== TASK DESCRIPTION ==
Every line of the data below must be output exactly, with images left out.

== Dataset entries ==
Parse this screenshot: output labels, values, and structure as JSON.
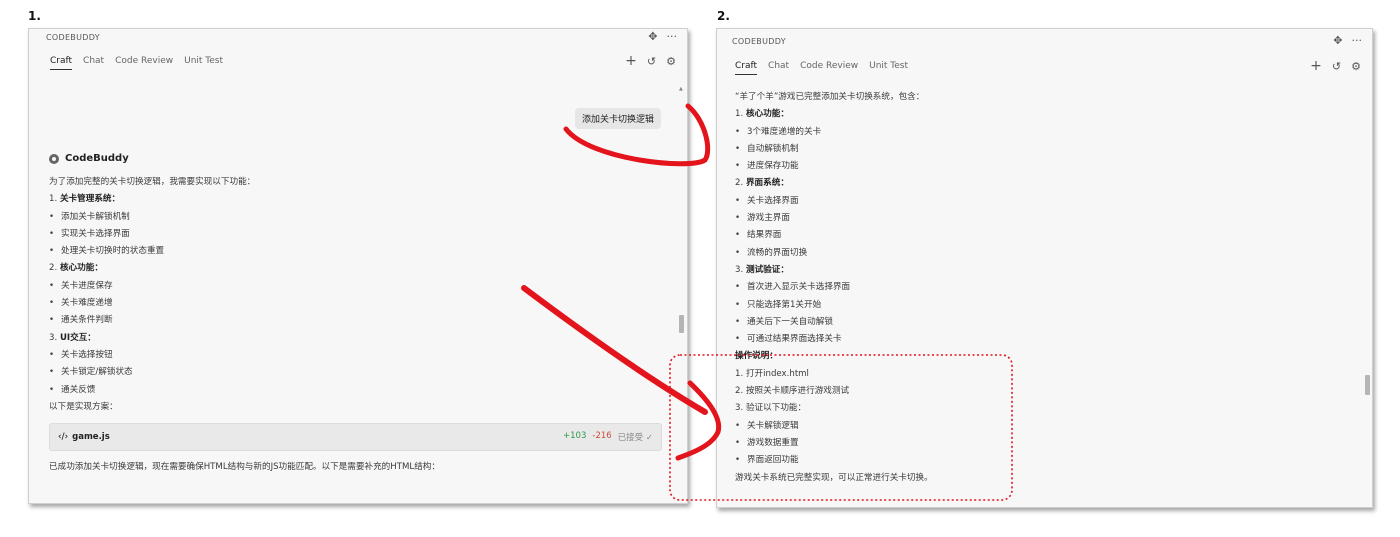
{
  "steps": {
    "one": "1.",
    "two": "2."
  },
  "app": {
    "title": "CODEBUDDY"
  },
  "tabs": [
    "Craft",
    "Chat",
    "Code Review",
    "Unit Test"
  ],
  "colors": {
    "annotation_red": "#e3141b",
    "diff_add": "#2e9a4a",
    "diff_del": "#d04a3a"
  },
  "left": {
    "user_message": "添加关卡切换逻辑",
    "bot_name": "CodeBuddy",
    "lines": [
      {
        "text": "为了添加完整的关卡切换逻辑，我需要实现以下功能：",
        "kind": "text"
      },
      {
        "num": "1.",
        "text": "关卡管理系统：",
        "kind": "heading"
      },
      {
        "text": "添加关卡解锁机制",
        "kind": "bullet"
      },
      {
        "text": "实现关卡选择界面",
        "kind": "bullet"
      },
      {
        "text": "处理关卡切换时的状态重置",
        "kind": "bullet"
      },
      {
        "num": "2.",
        "text": "核心功能：",
        "kind": "heading"
      },
      {
        "text": "关卡进度保存",
        "kind": "bullet"
      },
      {
        "text": "关卡难度递增",
        "kind": "bullet"
      },
      {
        "text": "通关条件判断",
        "kind": "bullet"
      },
      {
        "num": "3.",
        "text": "UI交互：",
        "kind": "heading"
      },
      {
        "text": "关卡选择按钮",
        "kind": "bullet"
      },
      {
        "text": "关卡锁定/解锁状态",
        "kind": "bullet"
      },
      {
        "text": "通关反馈",
        "kind": "bullet"
      },
      {
        "text": "以下是实现方案：",
        "kind": "text"
      }
    ],
    "file": {
      "icon": "code-icon",
      "name": "game.js",
      "added": "+103",
      "removed": "-216",
      "status": "已接受 ✓"
    },
    "footer_text": "已成功添加关卡切换逻辑，现在需要确保HTML结构与新的JS功能匹配。以下是需要补充的HTML结构："
  },
  "right": {
    "lines": [
      {
        "text": "“羊了个羊”游戏已完整添加关卡切换系统，包含：",
        "kind": "text"
      },
      {
        "num": "1.",
        "text": "核心功能：",
        "kind": "heading"
      },
      {
        "text": "3个难度递增的关卡",
        "kind": "bullet"
      },
      {
        "text": "自动解锁机制",
        "kind": "bullet"
      },
      {
        "text": "进度保存功能",
        "kind": "bullet"
      },
      {
        "num": "2.",
        "text": "界面系统：",
        "kind": "heading"
      },
      {
        "text": "关卡选择界面",
        "kind": "bullet"
      },
      {
        "text": "游戏主界面",
        "kind": "bullet"
      },
      {
        "text": "结果界面",
        "kind": "bullet"
      },
      {
        "text": "流畅的界面切换",
        "kind": "bullet"
      },
      {
        "num": "3.",
        "text": "测试验证：",
        "kind": "heading"
      },
      {
        "text": "首次进入显示关卡选择界面",
        "kind": "bullet"
      },
      {
        "text": "只能选择第1关开始",
        "kind": "bullet"
      },
      {
        "text": "通关后下一关自动解锁",
        "kind": "bullet"
      },
      {
        "text": "可通过结果界面选择关卡",
        "kind": "bullet"
      },
      {
        "text": "操作说明：",
        "kind": "boldtext"
      },
      {
        "num": "1.",
        "text": "打开index.html",
        "kind": "numbered"
      },
      {
        "num": "2.",
        "text": "按照关卡顺序进行游戏测试",
        "kind": "numbered"
      },
      {
        "num": "3.",
        "text": "验证以下功能：",
        "kind": "numbered"
      },
      {
        "text": "关卡解锁逻辑",
        "kind": "bullet"
      },
      {
        "text": "游戏数据重置",
        "kind": "bullet"
      },
      {
        "text": "界面返回功能",
        "kind": "bullet"
      },
      {
        "text": "游戏关卡系统已完整实现，可以正常进行关卡切换。",
        "kind": "text"
      }
    ]
  }
}
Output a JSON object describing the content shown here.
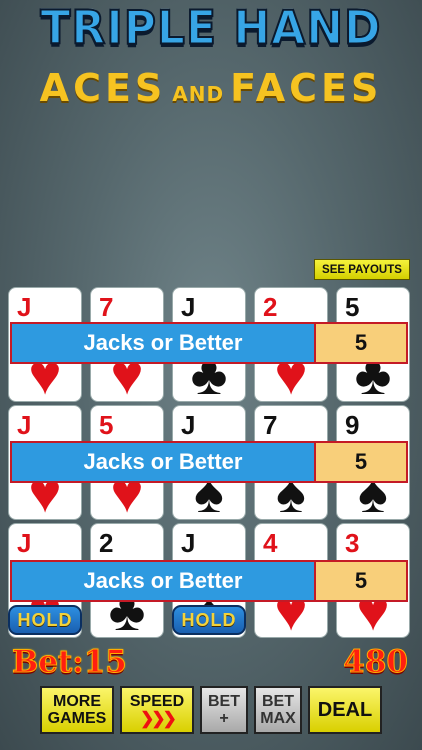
{
  "title": {
    "main": "TRIPLE HAND",
    "sub_left": "ACES",
    "sub_and": "AND",
    "sub_right": "FACES"
  },
  "see_payouts_label": "SEE PAYOUTS",
  "hands": [
    {
      "label": "Jacks or Better",
      "payout": "5",
      "cards": [
        {
          "rank": "J",
          "suit": "♥",
          "color": "#e0121a"
        },
        {
          "rank": "7",
          "suit": "♥",
          "color": "#e0121a"
        },
        {
          "rank": "J",
          "suit": "♣",
          "color": "#111111"
        },
        {
          "rank": "2",
          "suit": "♥",
          "color": "#e0121a"
        },
        {
          "rank": "5",
          "suit": "♣",
          "color": "#111111"
        }
      ]
    },
    {
      "label": "Jacks or Better",
      "payout": "5",
      "cards": [
        {
          "rank": "J",
          "suit": "♥",
          "color": "#e0121a"
        },
        {
          "rank": "5",
          "suit": "♥",
          "color": "#e0121a"
        },
        {
          "rank": "J",
          "suit": "♠",
          "color": "#111111"
        },
        {
          "rank": "7",
          "suit": "♠",
          "color": "#111111"
        },
        {
          "rank": "9",
          "suit": "♠",
          "color": "#111111"
        }
      ]
    },
    {
      "label": "Jacks or Better",
      "payout": "5",
      "cards": [
        {
          "rank": "J",
          "suit": "♥",
          "color": "#e0121a"
        },
        {
          "rank": "2",
          "suit": "♣",
          "color": "#111111"
        },
        {
          "rank": "J",
          "suit": "♠",
          "color": "#111111"
        },
        {
          "rank": "4",
          "suit": "♥",
          "color": "#e0121a"
        },
        {
          "rank": "3",
          "suit": "♥",
          "color": "#e0121a"
        }
      ]
    }
  ],
  "hold_label": "HOLD",
  "held_positions": [
    0,
    2
  ],
  "bet_label": "Bet:15",
  "credits": "480",
  "buttons": {
    "more_games_line1": "MORE",
    "more_games_line2": "GAMES",
    "speed_label": "SPEED",
    "speed_icon": "chevrons-right-icon",
    "bet_plus_line1": "BET",
    "bet_plus_line2": "+",
    "bet_max_line1": "BET",
    "bet_max_line2": "MAX",
    "deal_label": "DEAL"
  }
}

== ANSWER SPACE ==
Parse this screenshot: output labels, values, and structure as JSON.
{
  "steps": {
    "one": "1.",
    "two": "2."
  },
  "app": {
    "title": "CODEBUDDY"
  },
  "tabs": [
    "Craft",
    "Chat",
    "Code Review",
    "Unit Test"
  ],
  "colors": {
    "annotation_red": "#e3141b",
    "diff_add": "#2e9a4a",
    "diff_del": "#d04a3a"
  },
  "left": {
    "user_message": "添加关卡切换逻辑",
    "bot_name": "CodeBuddy",
    "lines": [
      {
        "text": "为了添加完整的关卡切换逻辑，我需要实现以下功能：",
        "kind": "text"
      },
      {
        "num": "1.",
        "text": "关卡管理系统：",
        "kind": "heading"
      },
      {
        "text": "添加关卡解锁机制",
        "kind": "bullet"
      },
      {
        "text": "实现关卡选择界面",
        "kind": "bullet"
      },
      {
        "text": "处理关卡切换时的状态重置",
        "kind": "bullet"
      },
      {
        "num": "2.",
        "text": "核心功能：",
        "kind": "heading"
      },
      {
        "text": "关卡进度保存",
        "kind": "bullet"
      },
      {
        "text": "关卡难度递增",
        "kind": "bullet"
      },
      {
        "text": "通关条件判断",
        "kind": "bullet"
      },
      {
        "num": "3.",
        "text": "UI交互：",
        "kind": "heading"
      },
      {
        "text": "关卡选择按钮",
        "kind": "bullet"
      },
      {
        "text": "关卡锁定/解锁状态",
        "kind": "bullet"
      },
      {
        "text": "通关反馈",
        "kind": "bullet"
      },
      {
        "text": "以下是实现方案：",
        "kind": "text"
      }
    ],
    "file": {
      "icon": "code-icon",
      "name": "game.js",
      "added": "+103",
      "removed": "-216",
      "status": "已接受 ✓"
    },
    "footer_text": "已成功添加关卡切换逻辑，现在需要确保HTML结构与新的JS功能匹配。以下是需要补充的HTML结构："
  },
  "right": {
    "lines": [
      {
        "text": "“羊了个羊”游戏已完整添加关卡切换系统，包含：",
        "kind": "text"
      },
      {
        "num": "1.",
        "text": "核心功能：",
        "kind": "heading"
      },
      {
        "text": "3个难度递增的关卡",
        "kind": "bullet"
      },
      {
        "text": "自动解锁机制",
        "kind": "bullet"
      },
      {
        "text": "进度保存功能",
        "kind": "bullet"
      },
      {
        "num": "2.",
        "text": "界面系统：",
        "kind": "heading"
      },
      {
        "text": "关卡选择界面",
        "kind": "bullet"
      },
      {
        "text": "游戏主界面",
        "kind": "bullet"
      },
      {
        "text": "结果界面",
        "kind": "bullet"
      },
      {
        "text": "流畅的界面切换",
        "kind": "bullet"
      },
      {
        "num": "3.",
        "text": "测试验证：",
        "kind": "heading"
      },
      {
        "text": "首次进入显示关卡选择界面",
        "kind": "bullet"
      },
      {
        "text": "只能选择第1关开始",
        "kind": "bullet"
      },
      {
        "text": "通关后下一关自动解锁",
        "kind": "bullet"
      },
      {
        "text": "可通过结果界面选择关卡",
        "kind": "bullet"
      },
      {
        "text": "操作说明：",
        "kind": "boldtext"
      },
      {
        "num": "1.",
        "text": "打开index.html",
        "kind": "numbered"
      },
      {
        "num": "2.",
        "text": "按照关卡顺序进行游戏测试",
        "kind": "numbered"
      },
      {
        "num": "3.",
        "text": "验证以下功能：",
        "kind": "numbered"
      },
      {
        "text": "关卡解锁逻辑",
        "kind": "bullet"
      },
      {
        "text": "游戏数据重置",
        "kind": "bullet"
      },
      {
        "text": "界面返回功能",
        "kind": "bullet"
      },
      {
        "text": "游戏关卡系统已完整实现，可以正常进行关卡切换。",
        "kind": "text"
      }
    ]
  }
}
Output a JSON object describing the content shown here.
{
  "title": {
    "main": "TRIPLE HAND",
    "sub_left": "ACES",
    "sub_and": "AND",
    "sub_right": "FACES"
  },
  "see_payouts_label": "SEE PAYOUTS",
  "hands": [
    {
      "label": "Jacks or Better",
      "payout": "5",
      "cards": [
        {
          "rank": "J",
          "suit": "♥",
          "color": "#e0121a"
        },
        {
          "rank": "7",
          "suit": "♥",
          "color": "#e0121a"
        },
        {
          "rank": "J",
          "suit": "♣",
          "color": "#111111"
        },
        {
          "rank": "2",
          "suit": "♥",
          "color": "#e0121a"
        },
        {
          "rank": "5",
          "suit": "♣",
          "color": "#111111"
        }
      ]
    },
    {
      "label": "Jacks or Better",
      "payout": "5",
      "cards": [
        {
          "rank": "J",
          "suit": "♥",
          "color": "#e0121a"
        },
        {
          "rank": "5",
          "suit": "♥",
          "color": "#e0121a"
        },
        {
          "rank": "J",
          "suit": "♠",
          "color": "#111111"
        },
        {
          "rank": "7",
          "suit": "♠",
          "color": "#111111"
        },
        {
          "rank": "9",
          "suit": "♠",
          "color": "#111111"
        }
      ]
    },
    {
      "label": "Jacks or Better",
      "payout": "5",
      "cards": [
        {
          "rank": "J",
          "suit": "♥",
          "color": "#e0121a"
        },
        {
          "rank": "2",
          "suit": "♣",
          "color": "#111111"
        },
        {
          "rank": "J",
          "suit": "♠",
          "color": "#111111"
        },
        {
          "rank": "4",
          "suit": "♥",
          "color": "#e0121a"
        },
        {
          "rank": "3",
          "suit": "♥",
          "color": "#e0121a"
        }
      ]
    }
  ],
  "hold_label": "HOLD",
  "held_positions": [
    0,
    2
  ],
  "bet_label": "Bet:15",
  "credits": "480",
  "buttons": {
    "more_games_line1": "MORE",
    "more_games_line2": "GAMES",
    "speed_label": "SPEED",
    "speed_icon": "chevrons-right-icon",
    "bet_plus_line1": "BET",
    "bet_plus_line2": "+",
    "bet_max_line1": "BET",
    "bet_max_line2": "MAX",
    "deal_label": "DEAL"
  }
}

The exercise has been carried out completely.